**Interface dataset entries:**
※

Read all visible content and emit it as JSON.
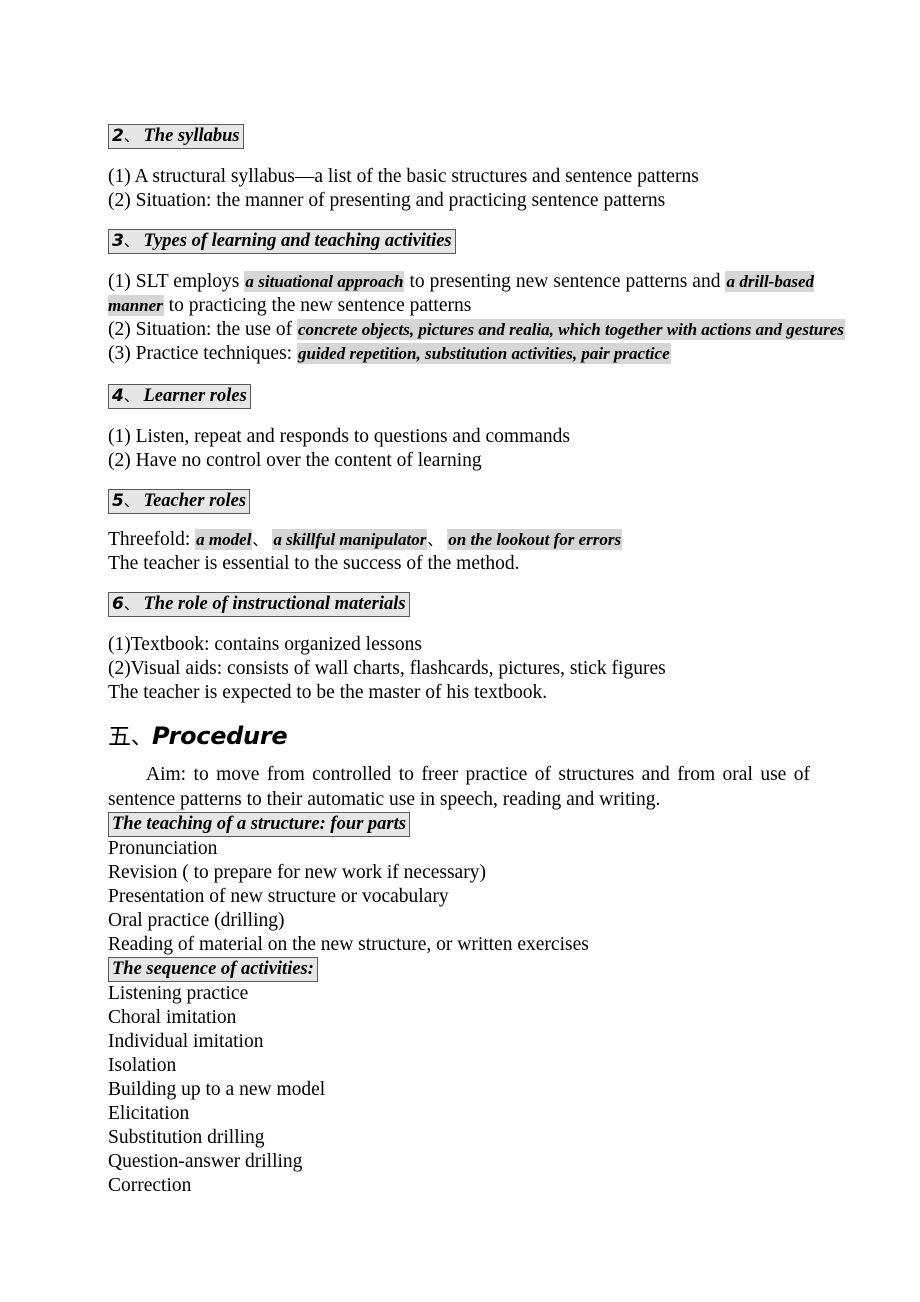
{
  "document": {
    "sections": [
      {
        "heading": {
          "num": "2",
          "sep": "、",
          "text": "The syllabus"
        },
        "items": [
          "(1) A structural syllabus—a list of the basic structures and sentence patterns",
          "(2) Situation: the manner of presenting and practicing sentence patterns"
        ]
      },
      {
        "heading": {
          "num": "3",
          "sep": "、",
          "text": "Types of learning and teaching activities"
        },
        "item1": {
          "prefix": "(1) SLT employs ",
          "hl1": "a situational approach",
          "mid": " to presenting new sentence patterns and ",
          "hl2": "a drill-based manner",
          "suffix": " to practicing the new sentence patterns"
        },
        "item2": {
          "prefix": "(2) Situation: the use of ",
          "hl1": "concrete objects, pictures and realia, which together with actions and gestures"
        },
        "item3": {
          "prefix": "(3) Practice techniques: ",
          "hl1": "guided repetition, substitution activities, pair practice"
        }
      },
      {
        "heading": {
          "num": "4",
          "sep": "、",
          "text": "Learner roles"
        },
        "items": [
          "(1) Listen, repeat and responds to questions and commands",
          "(2) Have no control over the content of learning"
        ]
      },
      {
        "heading": {
          "num": "5",
          "sep": "、",
          "text": "Teacher roles"
        },
        "threefold": {
          "prefix": "Threefold: ",
          "hl1": "a model",
          "sep1": "、",
          "hl2": "a skillful manipulator",
          "sep2": "、",
          "hl3": "on the lookout for errors"
        },
        "closing": "The teacher is essential to the success of the method."
      },
      {
        "heading": {
          "num": "6",
          "sep": "、",
          "text": "The role of instructional materials"
        },
        "items": [
          "(1)Textbook: contains organized lessons",
          "(2)Visual aids: consists of wall charts, flashcards, pictures, stick figures",
          "The teacher is expected to be the master of his textbook."
        ]
      }
    ],
    "procedure": {
      "title": {
        "num": "五",
        "sep": "、",
        "text": "Procedure"
      },
      "aim": "Aim: to move from controlled to freer practice of structures and from oral use of sentence patterns to their automatic use in speech, reading and writing.",
      "subheading_1": "The teaching of a structure: four parts",
      "parts": [
        "Pronunciation",
        "Revision ( to prepare for new work if necessary)",
        "Presentation of new structure or vocabulary",
        "Oral practice (drilling)",
        "Reading of material on the new structure, or written exercises"
      ],
      "subheading_2": "The sequence of activities:",
      "activities": [
        "Listening practice",
        "Choral imitation",
        "Individual imitation",
        "Isolation",
        "Building up to a new model",
        "Elicitation",
        "Substitution drilling",
        "Question-answer drilling",
        "Correction"
      ]
    }
  }
}
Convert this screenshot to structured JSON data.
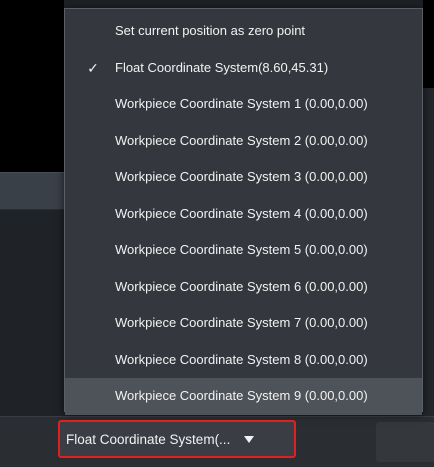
{
  "menu": {
    "items": [
      {
        "label": "Set current position as zero point",
        "checked": false
      },
      {
        "label": "Float Coordinate System(8.60,45.31)",
        "checked": true
      },
      {
        "label": "Workpiece Coordinate System 1 (0.00,0.00)",
        "checked": false
      },
      {
        "label": "Workpiece Coordinate System 2 (0.00,0.00)",
        "checked": false
      },
      {
        "label": "Workpiece Coordinate System 3 (0.00,0.00)",
        "checked": false
      },
      {
        "label": "Workpiece Coordinate System 4 (0.00,0.00)",
        "checked": false
      },
      {
        "label": "Workpiece Coordinate System 5 (0.00,0.00)",
        "checked": false
      },
      {
        "label": "Workpiece Coordinate System 6 (0.00,0.00)",
        "checked": false
      },
      {
        "label": "Workpiece Coordinate System 7 (0.00,0.00)",
        "checked": false
      },
      {
        "label": "Workpiece Coordinate System 8 (0.00,0.00)",
        "checked": false
      },
      {
        "label": "Workpiece Coordinate System 9 (0.00,0.00)",
        "checked": false,
        "highlighted": true
      }
    ],
    "check_glyph": "✓"
  },
  "selector": {
    "value": "Float Coordinate System(...",
    "highlight_color": "#e02020"
  },
  "colors": {
    "menu_bg": "#34383e",
    "menu_hover": "#4e535a",
    "text": "#f2f2f2"
  }
}
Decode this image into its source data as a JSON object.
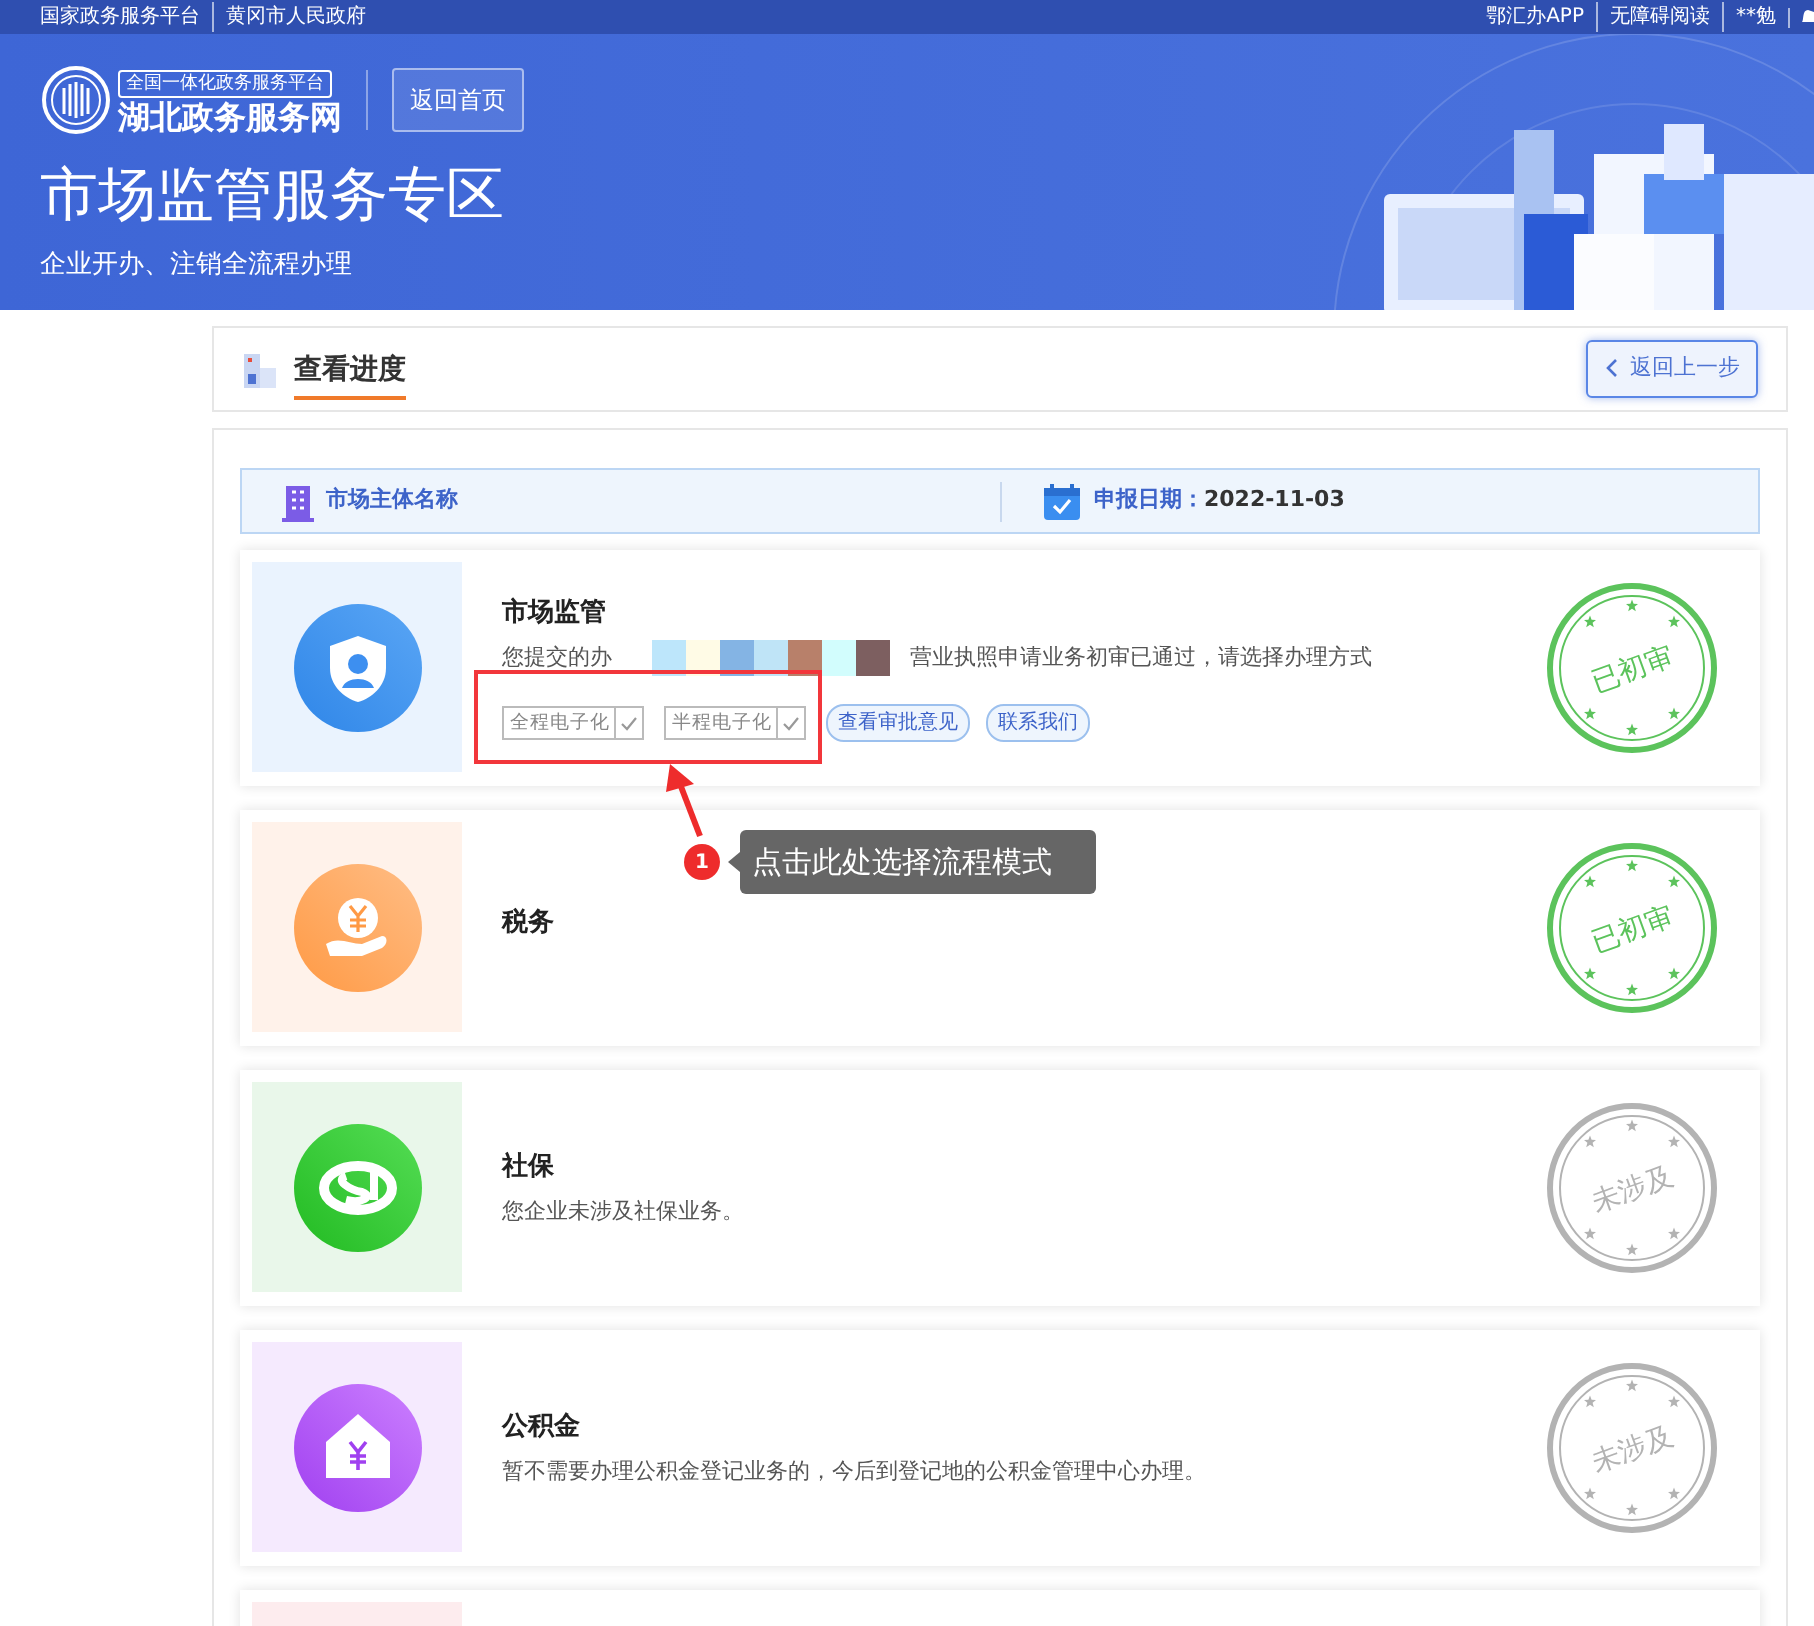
{
  "top_bar": {
    "left_links": [
      "国家政务服务平台",
      "黄冈市人民政府"
    ],
    "right_links": [
      "鄂汇办APP",
      "无障碍阅读",
      "**勉"
    ]
  },
  "header": {
    "logo_top": "全国一体化政务服务平台",
    "logo_name": "湖北政务服务网",
    "home_button": "返回首页",
    "title": "市场监管服务专区",
    "subtitle": "企业开办、注销全流程办理"
  },
  "progress_bar": {
    "title": "查看进度",
    "back_button": "返回上一步"
  },
  "info_bar": {
    "entity_label": "市场主体名称",
    "date_label": "申报日期：",
    "date_value": "2022-11-03"
  },
  "cards": [
    {
      "kind": "shield",
      "color": "#eaf3fe",
      "title": "市场监管",
      "text_before": "您提交的办",
      "redacted": true,
      "text_after": "营业执照申请业务初审已通过，请选择办理方式",
      "approved": true,
      "stamp": "已初审",
      "options": [
        {
          "label": "全程电子化",
          "checked": false
        },
        {
          "label": "半程电子化",
          "checked": false
        }
      ],
      "buttons": [
        "查看审批意见",
        "联系我们"
      ]
    },
    {
      "kind": "coin",
      "color": "#fff2ea",
      "title": "税务",
      "approved": true,
      "stamp": "已初审"
    },
    {
      "kind": "social",
      "color": "#e9f7ea",
      "title": "社保",
      "text_before": "您企业未涉及社保业务。",
      "approved": false,
      "stamp": "未涉及"
    },
    {
      "kind": "house",
      "color": "#f5eafe",
      "title": "公积金",
      "text_before": "暂不需要办理公积金登记业务的，今后到登记地的公积金管理中心办理。",
      "approved": false,
      "stamp": "未涉及"
    },
    {
      "kind": "blank",
      "color": "#fdecee"
    }
  ],
  "annotation": {
    "number": "1",
    "tooltip": "点击此处选择流程模式"
  }
}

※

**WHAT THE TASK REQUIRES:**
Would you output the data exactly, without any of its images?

**RESPONSE AREA:**
Read all visible content and emit it as JSON.
{
  "document": {
    "sections": [
      {
        "heading": {
          "num": "2",
          "sep": "、",
          "text": "The syllabus"
        },
        "items": [
          "(1) A structural syllabus—a list of the basic structures and sentence patterns",
          "(2) Situation: the manner of presenting and practicing sentence patterns"
        ]
      },
      {
        "heading": {
          "num": "3",
          "sep": "、",
          "text": "Types of learning and teaching activities"
        },
        "item1": {
          "prefix": "(1) SLT employs ",
          "hl1": "a situational approach",
          "mid": " to presenting new sentence patterns and ",
          "hl2": "a drill-based manner",
          "suffix": " to practicing the new sentence patterns"
        },
        "item2": {
          "prefix": "(2) Situation: the use of ",
          "hl1": "concrete objects, pictures and realia, which together with actions and gestures"
        },
        "item3": {
          "prefix": "(3) Practice techniques: ",
          "hl1": "guided repetition, substitution activities, pair practice"
        }
      },
      {
        "heading": {
          "num": "4",
          "sep": "、",
          "text": "Learner roles"
        },
        "items": [
          "(1) Listen, repeat and responds to questions and commands",
          "(2) Have no control over the content of learning"
        ]
      },
      {
        "heading": {
          "num": "5",
          "sep": "、",
          "text": "Teacher roles"
        },
        "threefold": {
          "prefix": "Threefold: ",
          "hl1": "a model",
          "sep1": "、",
          "hl2": "a skillful manipulator",
          "sep2": "、",
          "hl3": "on the lookout for errors"
        },
        "closing": "The teacher is essential to the success of the method."
      },
      {
        "heading": {
          "num": "6",
          "sep": "、",
          "text": "The role of instructional materials"
        },
        "items": [
          "(1)Textbook: contains organized lessons",
          "(2)Visual aids: consists of wall charts, flashcards, pictures, stick figures",
          "The teacher is expected to be the master of his textbook."
        ]
      }
    ],
    "procedure": {
      "title": {
        "num": "五",
        "sep": "、",
        "text": "Procedure"
      },
      "aim": "Aim: to move from controlled to freer practice of structures and from oral use of sentence patterns to their automatic use in speech, reading and writing.",
      "subheading_1": "The teaching of a structure: four parts",
      "parts": [
        "Pronunciation",
        "Revision ( to prepare for new work if necessary)",
        "Presentation of new structure or vocabulary",
        "Oral practice (drilling)",
        "Reading of material on the new structure, or written exercises"
      ],
      "subheading_2": "The sequence of activities:",
      "activities": [
        "Listening practice",
        "Choral imitation",
        "Individual imitation",
        "Isolation",
        "Building up to a new model",
        "Elicitation",
        "Substitution drilling",
        "Question-answer drilling",
        "Correction"
      ]
    }
  }
}
Convert this screenshot to structured JSON data.
{
  "menu": {
    "items": [
      {
        "label": "Set current position as zero point",
        "checked": false
      },
      {
        "label": "Float Coordinate System(8.60,45.31)",
        "checked": true
      },
      {
        "label": "Workpiece Coordinate System 1 (0.00,0.00)",
        "checked": false
      },
      {
        "label": "Workpiece Coordinate System 2 (0.00,0.00)",
        "checked": false
      },
      {
        "label": "Workpiece Coordinate System 3 (0.00,0.00)",
        "checked": false
      },
      {
        "label": "Workpiece Coordinate System 4 (0.00,0.00)",
        "checked": false
      },
      {
        "label": "Workpiece Coordinate System 5 (0.00,0.00)",
        "checked": false
      },
      {
        "label": "Workpiece Coordinate System 6 (0.00,0.00)",
        "checked": false
      },
      {
        "label": "Workpiece Coordinate System 7 (0.00,0.00)",
        "checked": false
      },
      {
        "label": "Workpiece Coordinate System 8 (0.00,0.00)",
        "checked": false
      },
      {
        "label": "Workpiece Coordinate System 9 (0.00,0.00)",
        "checked": false,
        "highlighted": true
      }
    ],
    "check_glyph": "✓"
  },
  "selector": {
    "value": "Float Coordinate System(...",
    "highlight_color": "#e02020"
  },
  "colors": {
    "menu_bg": "#34383e",
    "menu_hover": "#4e535a",
    "text": "#f2f2f2"
  }
}
Decode this image into its source data as a JSON object.
{
  "top_bar": {
    "left_links": [
      "国家政务服务平台",
      "黄冈市人民政府"
    ],
    "right_links": [
      "鄂汇办APP",
      "无障碍阅读",
      "**勉"
    ]
  },
  "header": {
    "logo_top": "全国一体化政务服务平台",
    "logo_name": "湖北政务服务网",
    "home_button": "返回首页",
    "title": "市场监管服务专区",
    "subtitle": "企业开办、注销全流程办理"
  },
  "progress_bar": {
    "title": "查看进度",
    "back_button": "返回上一步"
  },
  "info_bar": {
    "entity_label": "市场主体名称",
    "date_label": "申报日期：",
    "date_value": "2022-11-03"
  },
  "cards": [
    {
      "kind": "shield",
      "color": "#eaf3fe",
      "title": "市场监管",
      "text_before": "您提交的办",
      "redacted": true,
      "text_after": "营业执照申请业务初审已通过，请选择办理方式",
      "approved": true,
      "stamp": "已初审",
      "options": [
        {
          "label": "全程电子化",
          "checked": false
        },
        {
          "label": "半程电子化",
          "checked": false
        }
      ],
      "buttons": [
        "查看审批意见",
        "联系我们"
      ]
    },
    {
      "kind": "coin",
      "color": "#fff2ea",
      "title": "税务",
      "approved": true,
      "stamp": "已初审"
    },
    {
      "kind": "social",
      "color": "#e9f7ea",
      "title": "社保",
      "text_before": "您企业未涉及社保业务。",
      "approved": false,
      "stamp": "未涉及"
    },
    {
      "kind": "house",
      "color": "#f5eafe",
      "title": "公积金",
      "text_before": "暂不需要办理公积金登记业务的，今后到登记地的公积金管理中心办理。",
      "approved": false,
      "stamp": "未涉及"
    },
    {
      "kind": "blank",
      "color": "#fdecee"
    }
  ],
  "annotation": {
    "number": "1",
    "tooltip": "点击此处选择流程模式"
  }
}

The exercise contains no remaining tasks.